Many of us agile coaches are familiar with the INVEST (Independent, Negotiable, Valuable, Estimable, Small and Testable) criteria that stories should meet after refining them. Almost a maxim if you will, supported by text book examples in the classroom. Participants mostly get it in principle but are they really connecting INVEST to their work context as they sit in the classroom? Probably not the majority, I think. Some do ask questions offline outside the class which is great showing signs of their trying to make the connection to the nature of the work. Here are some questions especially from people working in highly componentized Scrum teams (an oxymoron there!) and my point of view and answers.
- What exactly is meant by “Independent”? How can any story be truly independent?
- Answer: True, many stories have to come together for a feature, maybe across many teams. But the intent is to produce “something” meaningful to review with the Product Owner and other stakeholders to get feedback on by itself so that it can get to a DONE state without depending on another story to be completed and integrated. While that is good as a concept, with highly componentized teams, synchronization of dependent stories across team within a sprint is indeed challenging. So, the practical interpretation “Independent” is really something “demonstrable” for feedback at sprint review regardless of the dependencies.
- What is “Negotiable”?
- Answer: Well, why should it be? The intent is to leave space open between the PO and the developers so that there is a prod for innovative thinking in solution approaches, clarity of scope boundaries and not just negotiating the size of the story. Sometimes, Scrum teams tell us, “The architect is an expert and he has spelt out this technical story in such detail; so, we know precisely what needs to be done”. Well that maybe, in many cases. However, making that as a rule for all stories discounts the possibility of the team collectively being smarter and more creative than the architect. Even more important, it also limits the team from continuously learning from the negotiations with the architect.
- How valuable is “Valuable”?
- Answer: No doubt, the ultimate value at a feature level would be very evident and hence how the story is fitting in the overall feature jigsaw should also be evident; it is more the “inherited” value of the story rather than something absolute and independent. So, the value in this case for component teams is not easily articulated from a user point of view; but surely, the value should be evident for the consumers of the story in other related component teams.
- How about estimable?
- Answer: This is an easier thing for teams to understand; anything “big” is not easily estimable and so, divide and conquer.

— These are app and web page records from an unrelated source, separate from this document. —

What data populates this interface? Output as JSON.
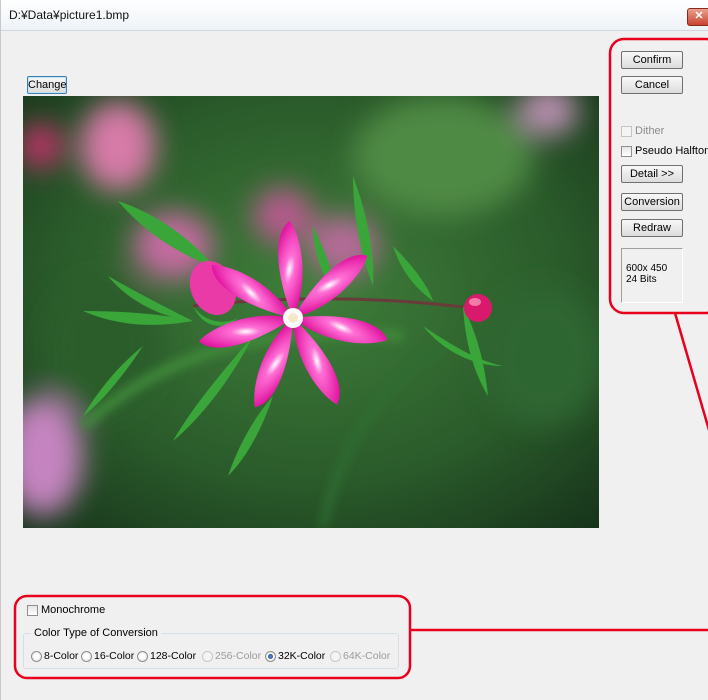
{
  "window": {
    "title": "D:¥Data¥picture1.bmp",
    "close_label": "✕"
  },
  "buttons": {
    "change": "Change",
    "confirm": "Confirm",
    "cancel": "Cancel",
    "detail": "Detail >>",
    "conversion": "Conversion",
    "redraw": "Redraw"
  },
  "options": {
    "dither": "Dither",
    "pseudo_halftone": "Pseudo Halftone"
  },
  "image_info": {
    "size": "600x 450",
    "bits": "24 Bits"
  },
  "monochrome": "Monochrome",
  "color_type": {
    "title": "Color Type of Conversion",
    "options": [
      {
        "label": "8-Color",
        "checked": false,
        "enabled": true
      },
      {
        "label": "16-Color",
        "checked": false,
        "enabled": true
      },
      {
        "label": "128-Color",
        "checked": false,
        "enabled": true
      },
      {
        "label": "256-Color",
        "checked": false,
        "enabled": false
      },
      {
        "label": "32K-Color",
        "checked": true,
        "enabled": true
      },
      {
        "label": "64K-Color",
        "checked": false,
        "enabled": false
      }
    ]
  },
  "colors": {
    "highlight": "#e8001c",
    "window_bg": "#f0f0f0"
  }
}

There is, of course, the “no estimate” school of thought; for example, the “no estimate” team being able to just look at the story and be able say whether it can be done within a sprint or not, hopefully keeping the DONE criteria in mind. That is more in the case of higher maturity teams. Teams early in the agile journey, however, would significantly benefit from story-level relative estimates and even task breakdown and effort estimates. Over time, these teams gradually wean themselves away from task breakdowns and effort estimates.
- How small is small?
- Answer: Well, there are several well-known thumb rules here. First of all, at one extreme, the story should not end up being a task – a task being something that an individual works on whereas, a story is amenable for one or more persons to work on; another thumb rule is whether the story can reach the “DONE” state in about half the sprint length (say, on or before day 5 of a two-week sprint). At the other extreme, the upper bound can be stories that tend to be more two jumps relative to the reference story; they would of course need to be spilt in some manner.
- What is “testable”?
- Answer: Again, in domains such as embedded software development where the teams are often component-based, it is not always possible to fully test stories beyond some basic unit test; so, there is a long “tail” of integration and acceptance tests beyond the sprint where the development of the story is completed; so, the story may not be fully DONE in the classical sense till the entire integrated testing cycle is complete. But this does mean separate dev stories and QA stories; it means that the approach to testing also needs to be thought of in slices. The situation can also be alleviated improved end-to-end test automation, shifting left etc.
So, there you have it. INVEST is a good concept but its value should be realized by interpreting it in context. Needless to say, Scrum Masters and coaches should go beyond the classroom explanation of it and help teams in the interpretation and realization of its value on the ground.
Look forward to your comments.